→ Work to be completed
Set down each of the records below exactly as it reads. No pictures go into the copy.

→ Available records
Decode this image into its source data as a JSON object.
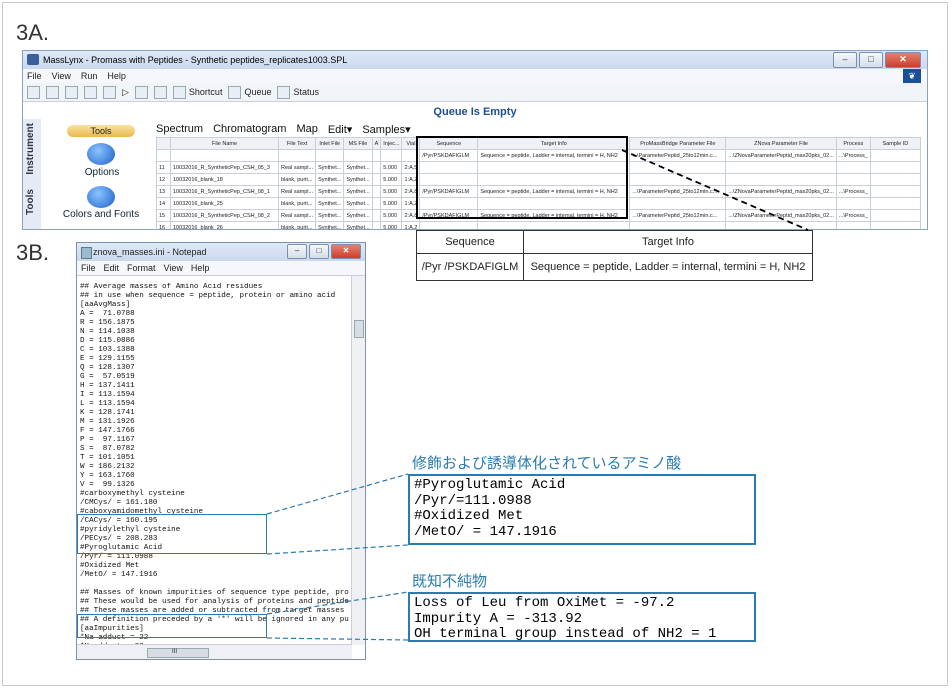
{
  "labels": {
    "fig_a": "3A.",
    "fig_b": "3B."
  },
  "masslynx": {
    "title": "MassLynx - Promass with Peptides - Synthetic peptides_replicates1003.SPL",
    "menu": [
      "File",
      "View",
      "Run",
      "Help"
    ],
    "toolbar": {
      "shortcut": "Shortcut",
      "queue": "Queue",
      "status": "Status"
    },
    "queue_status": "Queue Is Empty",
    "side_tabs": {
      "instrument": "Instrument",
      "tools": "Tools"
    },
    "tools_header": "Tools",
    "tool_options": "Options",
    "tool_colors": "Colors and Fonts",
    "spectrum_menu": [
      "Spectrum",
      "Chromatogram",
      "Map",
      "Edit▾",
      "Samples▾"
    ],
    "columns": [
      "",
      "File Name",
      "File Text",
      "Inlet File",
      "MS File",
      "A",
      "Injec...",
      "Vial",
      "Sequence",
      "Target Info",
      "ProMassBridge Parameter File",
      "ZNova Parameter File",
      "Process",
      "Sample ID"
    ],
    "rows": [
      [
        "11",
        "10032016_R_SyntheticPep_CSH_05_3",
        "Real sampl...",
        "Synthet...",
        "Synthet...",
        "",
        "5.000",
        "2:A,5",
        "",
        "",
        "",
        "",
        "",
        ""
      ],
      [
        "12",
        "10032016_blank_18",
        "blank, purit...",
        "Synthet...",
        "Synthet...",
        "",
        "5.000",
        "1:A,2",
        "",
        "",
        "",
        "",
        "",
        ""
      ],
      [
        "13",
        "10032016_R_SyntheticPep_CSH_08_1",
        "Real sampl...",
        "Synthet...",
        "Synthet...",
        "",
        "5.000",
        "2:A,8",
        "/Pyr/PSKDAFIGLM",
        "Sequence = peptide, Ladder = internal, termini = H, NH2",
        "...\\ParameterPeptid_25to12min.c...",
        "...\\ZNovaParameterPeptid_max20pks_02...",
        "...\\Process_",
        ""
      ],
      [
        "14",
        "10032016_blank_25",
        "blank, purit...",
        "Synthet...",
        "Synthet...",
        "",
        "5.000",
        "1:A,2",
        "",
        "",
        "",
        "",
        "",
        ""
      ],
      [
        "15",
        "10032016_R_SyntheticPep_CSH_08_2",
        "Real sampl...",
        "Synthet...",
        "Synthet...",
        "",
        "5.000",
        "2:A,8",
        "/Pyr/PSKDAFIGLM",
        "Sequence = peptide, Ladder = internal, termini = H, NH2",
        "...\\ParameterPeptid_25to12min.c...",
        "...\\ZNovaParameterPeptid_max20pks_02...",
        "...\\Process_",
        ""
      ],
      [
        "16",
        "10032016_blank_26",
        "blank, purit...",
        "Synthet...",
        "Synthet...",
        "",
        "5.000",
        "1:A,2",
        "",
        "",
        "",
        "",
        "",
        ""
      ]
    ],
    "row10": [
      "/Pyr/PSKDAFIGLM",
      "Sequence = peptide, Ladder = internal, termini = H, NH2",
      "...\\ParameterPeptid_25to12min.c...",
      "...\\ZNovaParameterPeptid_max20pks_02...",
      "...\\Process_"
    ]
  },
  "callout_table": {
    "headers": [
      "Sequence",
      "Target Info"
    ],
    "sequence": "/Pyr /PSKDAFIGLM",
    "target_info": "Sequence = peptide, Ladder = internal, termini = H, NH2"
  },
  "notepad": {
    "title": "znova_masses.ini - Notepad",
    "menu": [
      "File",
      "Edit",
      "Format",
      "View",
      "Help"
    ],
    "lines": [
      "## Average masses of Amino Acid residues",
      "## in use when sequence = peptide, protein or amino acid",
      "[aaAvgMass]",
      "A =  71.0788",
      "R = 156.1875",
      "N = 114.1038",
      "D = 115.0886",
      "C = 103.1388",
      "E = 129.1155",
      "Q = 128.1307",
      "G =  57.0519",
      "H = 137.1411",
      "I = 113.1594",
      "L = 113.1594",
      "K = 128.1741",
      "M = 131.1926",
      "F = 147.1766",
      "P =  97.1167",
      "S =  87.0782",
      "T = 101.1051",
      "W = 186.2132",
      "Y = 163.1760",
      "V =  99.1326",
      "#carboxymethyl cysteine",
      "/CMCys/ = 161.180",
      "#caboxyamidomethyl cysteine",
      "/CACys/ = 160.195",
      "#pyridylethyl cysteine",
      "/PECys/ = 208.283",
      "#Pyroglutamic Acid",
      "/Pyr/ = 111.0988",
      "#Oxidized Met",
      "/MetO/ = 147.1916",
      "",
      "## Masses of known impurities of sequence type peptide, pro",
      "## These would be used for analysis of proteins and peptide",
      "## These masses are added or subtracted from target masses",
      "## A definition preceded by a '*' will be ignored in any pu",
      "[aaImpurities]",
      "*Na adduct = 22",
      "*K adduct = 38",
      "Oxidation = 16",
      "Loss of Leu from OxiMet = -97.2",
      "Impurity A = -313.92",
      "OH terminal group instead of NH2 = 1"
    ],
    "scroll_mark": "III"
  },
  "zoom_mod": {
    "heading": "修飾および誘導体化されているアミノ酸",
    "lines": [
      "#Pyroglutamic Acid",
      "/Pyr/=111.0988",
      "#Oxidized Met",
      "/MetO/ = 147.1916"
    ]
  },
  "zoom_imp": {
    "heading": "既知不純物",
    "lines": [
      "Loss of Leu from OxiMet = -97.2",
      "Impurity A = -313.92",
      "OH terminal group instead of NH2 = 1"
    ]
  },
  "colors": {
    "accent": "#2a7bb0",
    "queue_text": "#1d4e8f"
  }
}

→ Solution to this exercise
Decode this image into its source data as a JSON object.
{
  "labels": {
    "fig_a": "3A.",
    "fig_b": "3B."
  },
  "masslynx": {
    "title": "MassLynx - Promass with Peptides - Synthetic peptides_replicates1003.SPL",
    "menu": [
      "File",
      "View",
      "Run",
      "Help"
    ],
    "toolbar": {
      "shortcut": "Shortcut",
      "queue": "Queue",
      "status": "Status"
    },
    "queue_status": "Queue Is Empty",
    "side_tabs": {
      "instrument": "Instrument",
      "tools": "Tools"
    },
    "tools_header": "Tools",
    "tool_options": "Options",
    "tool_colors": "Colors and Fonts",
    "spectrum_menu": [
      "Spectrum",
      "Chromatogram",
      "Map",
      "Edit▾",
      "Samples▾"
    ],
    "columns": [
      "",
      "File Name",
      "File Text",
      "Inlet File",
      "MS File",
      "A",
      "Injec...",
      "Vial",
      "Sequence",
      "Target Info",
      "ProMassBridge Parameter File",
      "ZNova Parameter File",
      "Process",
      "Sample ID"
    ],
    "rows": [
      [
        "11",
        "10032016_R_SyntheticPep_CSH_05_3",
        "Real sampl...",
        "Synthet...",
        "Synthet...",
        "",
        "5.000",
        "2:A,5",
        "",
        "",
        "",
        "",
        "",
        ""
      ],
      [
        "12",
        "10032016_blank_18",
        "blank, purit...",
        "Synthet...",
        "Synthet...",
        "",
        "5.000",
        "1:A,2",
        "",
        "",
        "",
        "",
        "",
        ""
      ],
      [
        "13",
        "10032016_R_SyntheticPep_CSH_08_1",
        "Real sampl...",
        "Synthet...",
        "Synthet...",
        "",
        "5.000",
        "2:A,8",
        "/Pyr/PSKDAFIGLM",
        "Sequence = peptide, Ladder = internal, termini = H, NH2",
        "...\\ParameterPeptid_25to12min.c...",
        "...\\ZNovaParameterPeptid_max20pks_02...",
        "...\\Process_",
        ""
      ],
      [
        "14",
        "10032016_blank_25",
        "blank, purit...",
        "Synthet...",
        "Synthet...",
        "",
        "5.000",
        "1:A,2",
        "",
        "",
        "",
        "",
        "",
        ""
      ],
      [
        "15",
        "10032016_R_SyntheticPep_CSH_08_2",
        "Real sampl...",
        "Synthet...",
        "Synthet...",
        "",
        "5.000",
        "2:A,8",
        "/Pyr/PSKDAFIGLM",
        "Sequence = peptide, Ladder = internal, termini = H, NH2",
        "...\\ParameterPeptid_25to12min.c...",
        "...\\ZNovaParameterPeptid_max20pks_02...",
        "...\\Process_",
        ""
      ],
      [
        "16",
        "10032016_blank_26",
        "blank, purit...",
        "Synthet...",
        "Synthet...",
        "",
        "5.000",
        "1:A,2",
        "",
        "",
        "",
        "",
        "",
        ""
      ]
    ],
    "row10": [
      "/Pyr/PSKDAFIGLM",
      "Sequence = peptide, Ladder = internal, termini = H, NH2",
      "...\\ParameterPeptid_25to12min.c...",
      "...\\ZNovaParameterPeptid_max20pks_02...",
      "...\\Process_"
    ]
  },
  "callout_table": {
    "headers": [
      "Sequence",
      "Target Info"
    ],
    "sequence": "/Pyr /PSKDAFIGLM",
    "target_info": "Sequence = peptide, Ladder = internal, termini = H, NH2"
  },
  "notepad": {
    "title": "znova_masses.ini - Notepad",
    "menu": [
      "File",
      "Edit",
      "Format",
      "View",
      "Help"
    ],
    "lines": [
      "## Average masses of Amino Acid residues",
      "## in use when sequence = peptide, protein or amino acid",
      "[aaAvgMass]",
      "A =  71.0788",
      "R = 156.1875",
      "N = 114.1038",
      "D = 115.0886",
      "C = 103.1388",
      "E = 129.1155",
      "Q = 128.1307",
      "G =  57.0519",
      "H = 137.1411",
      "I = 113.1594",
      "L = 113.1594",
      "K = 128.1741",
      "M = 131.1926",
      "F = 147.1766",
      "P =  97.1167",
      "S =  87.0782",
      "T = 101.1051",
      "W = 186.2132",
      "Y = 163.1760",
      "V =  99.1326",
      "#carboxymethyl cysteine",
      "/CMCys/ = 161.180",
      "#caboxyamidomethyl cysteine",
      "/CACys/ = 160.195",
      "#pyridylethyl cysteine",
      "/PECys/ = 208.283",
      "#Pyroglutamic Acid",
      "/Pyr/ = 111.0988",
      "#Oxidized Met",
      "/MetO/ = 147.1916",
      "",
      "## Masses of known impurities of sequence type peptide, pro",
      "## These would be used for analysis of proteins and peptide",
      "## These masses are added or subtracted from target masses",
      "## A definition preceded by a '*' will be ignored in any pu",
      "[aaImpurities]",
      "*Na adduct = 22",
      "*K adduct = 38",
      "Oxidation = 16",
      "Loss of Leu from OxiMet = -97.2",
      "Impurity A = -313.92",
      "OH terminal group instead of NH2 = 1"
    ],
    "scroll_mark": "III"
  },
  "zoom_mod": {
    "heading": "修飾および誘導体化されているアミノ酸",
    "lines": [
      "#Pyroglutamic Acid",
      "/Pyr/=111.0988",
      "#Oxidized Met",
      "/MetO/ = 147.1916"
    ]
  },
  "zoom_imp": {
    "heading": "既知不純物",
    "lines": [
      "Loss of Leu from OxiMet = -97.2",
      "Impurity A = -313.92",
      "OH terminal group instead of NH2 = 1"
    ]
  },
  "colors": {
    "accent": "#2a7bb0",
    "queue_text": "#1d4e8f"
  }
}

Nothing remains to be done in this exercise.